[Start of section]
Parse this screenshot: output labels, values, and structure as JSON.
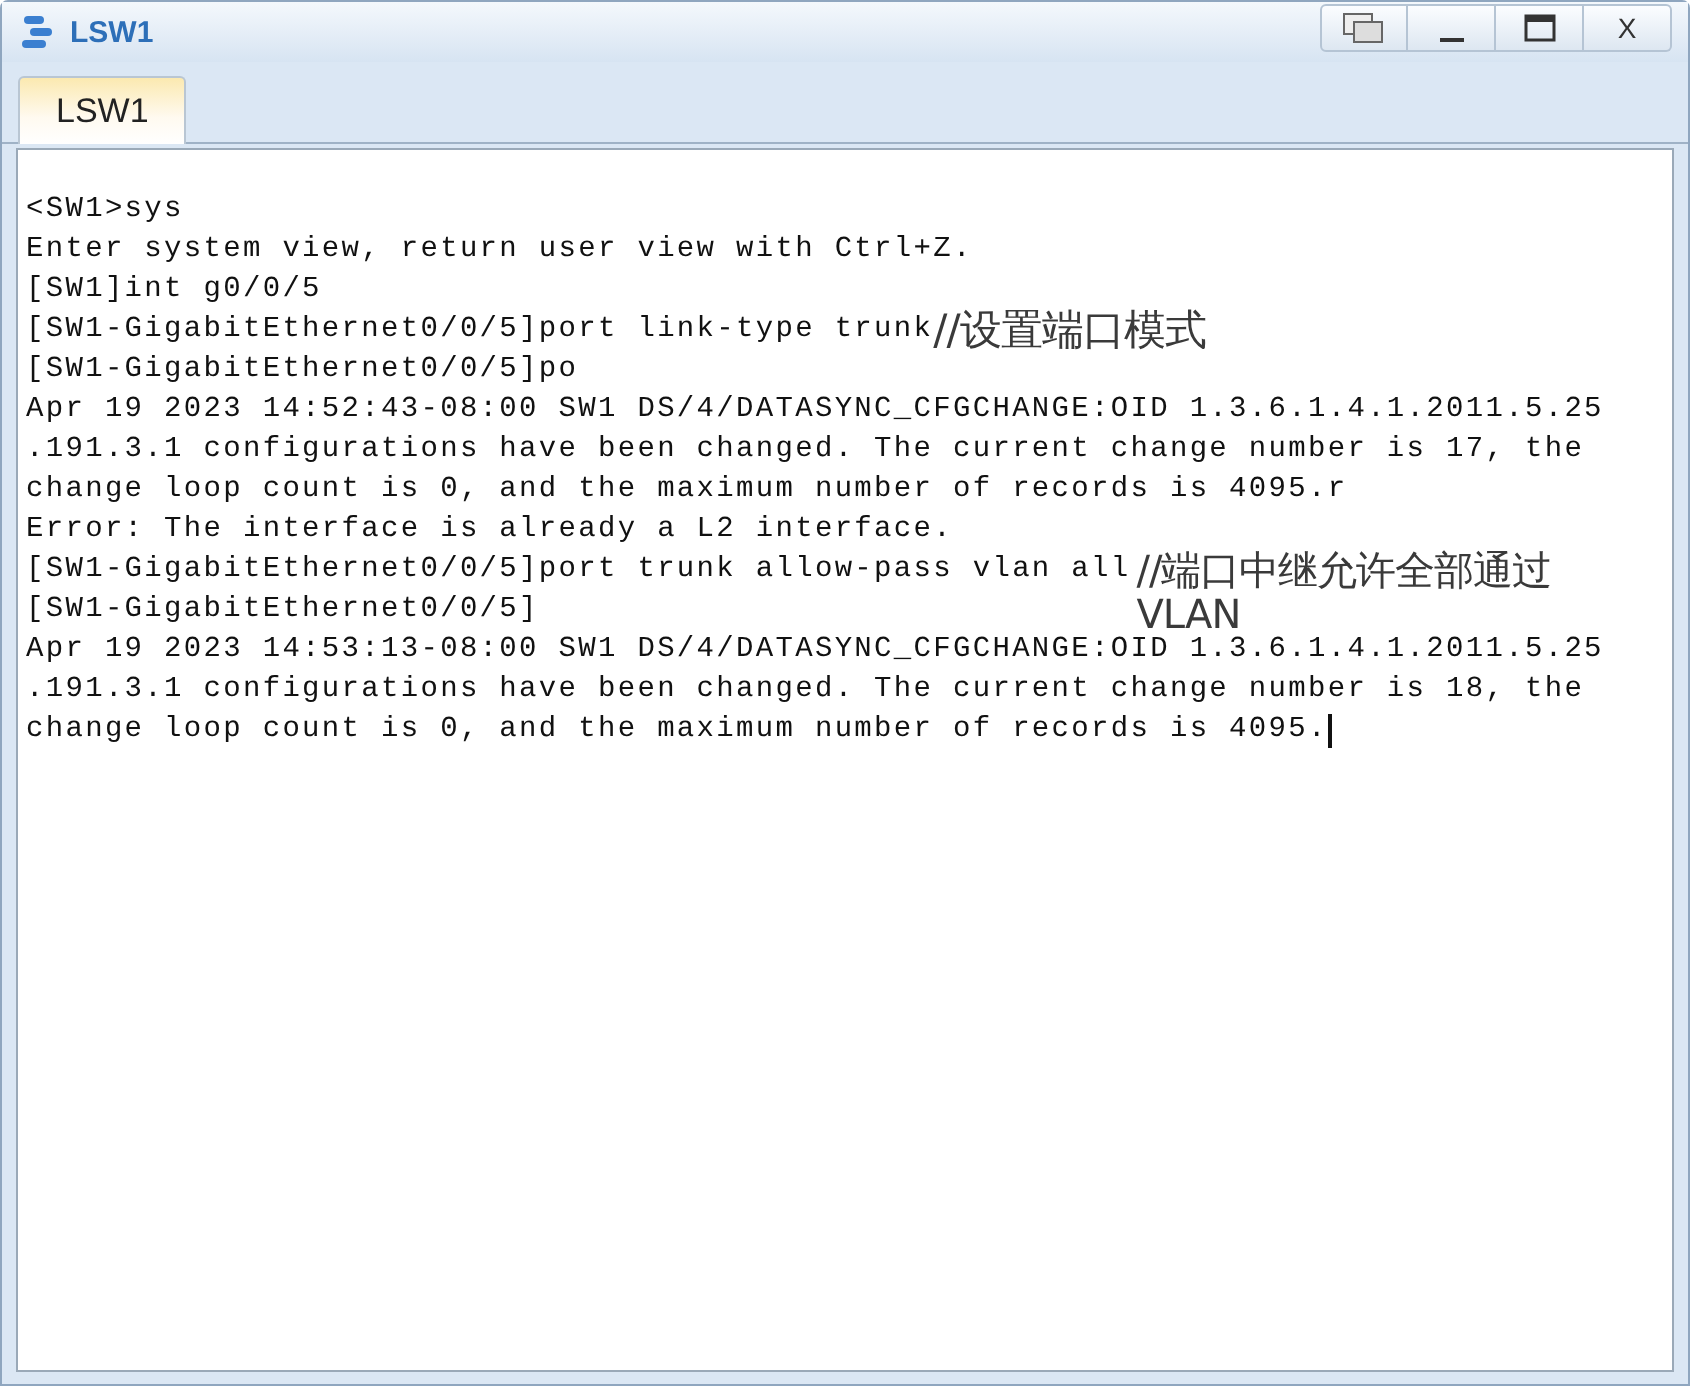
{
  "window": {
    "title": "LSW1",
    "close_label": "X"
  },
  "tabs": [
    {
      "label": "LSW1",
      "selected": true
    }
  ],
  "terminal": {
    "cursor_visible": true,
    "lines": [
      {
        "text": "<SW1>sys"
      },
      {
        "text": "Enter system view, return user view with Ctrl+Z."
      },
      {
        "text": "[SW1]int g0/0/5"
      },
      {
        "text": "[SW1-GigabitEthernet0/0/5]port link-type trunk",
        "annotation": {
          "kind": "inline",
          "text": "//设置端口模式"
        }
      },
      {
        "text": "[SW1-GigabitEthernet0/0/5]po"
      },
      {
        "text": "Apr 19 2023 14:52:43-08:00 SW1 DS/4/DATASYNC_CFGCHANGE:OID 1.3.6.1.4.1.2011.5.25"
      },
      {
        "text": ".191.3.1 configurations have been changed. The current change number is 17, the"
      },
      {
        "text": "change loop count is 0, and the maximum number of records is 4095.r"
      },
      {
        "text": "Error: The interface is already a L2 interface."
      },
      {
        "text": "[SW1-GigabitEthernet0/0/5]port trunk allow-pass vlan all",
        "annotation": {
          "kind": "overlay",
          "text": "//端口中继允许全部通过VLAN"
        }
      },
      {
        "text": "[SW1-GigabitEthernet0/0/5]"
      },
      {
        "text": "Apr 19 2023 14:53:13-08:00 SW1 DS/4/DATASYNC_CFGCHANGE:OID 1.3.6.1.4.1.2011.5.25"
      },
      {
        "text": ".191.3.1 configurations have been changed. The current change number is 18, the"
      },
      {
        "text": "change loop count is 0, and the maximum number of records is 4095."
      }
    ]
  }
}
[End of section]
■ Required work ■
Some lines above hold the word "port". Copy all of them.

■ Result for this exercise ■
        "text": "[SW1-GigabitEthernet0/0/5]port link-type trunk",
        "text": "[SW1-GigabitEthernet0/0/5]port trunk allow-pass vlan all",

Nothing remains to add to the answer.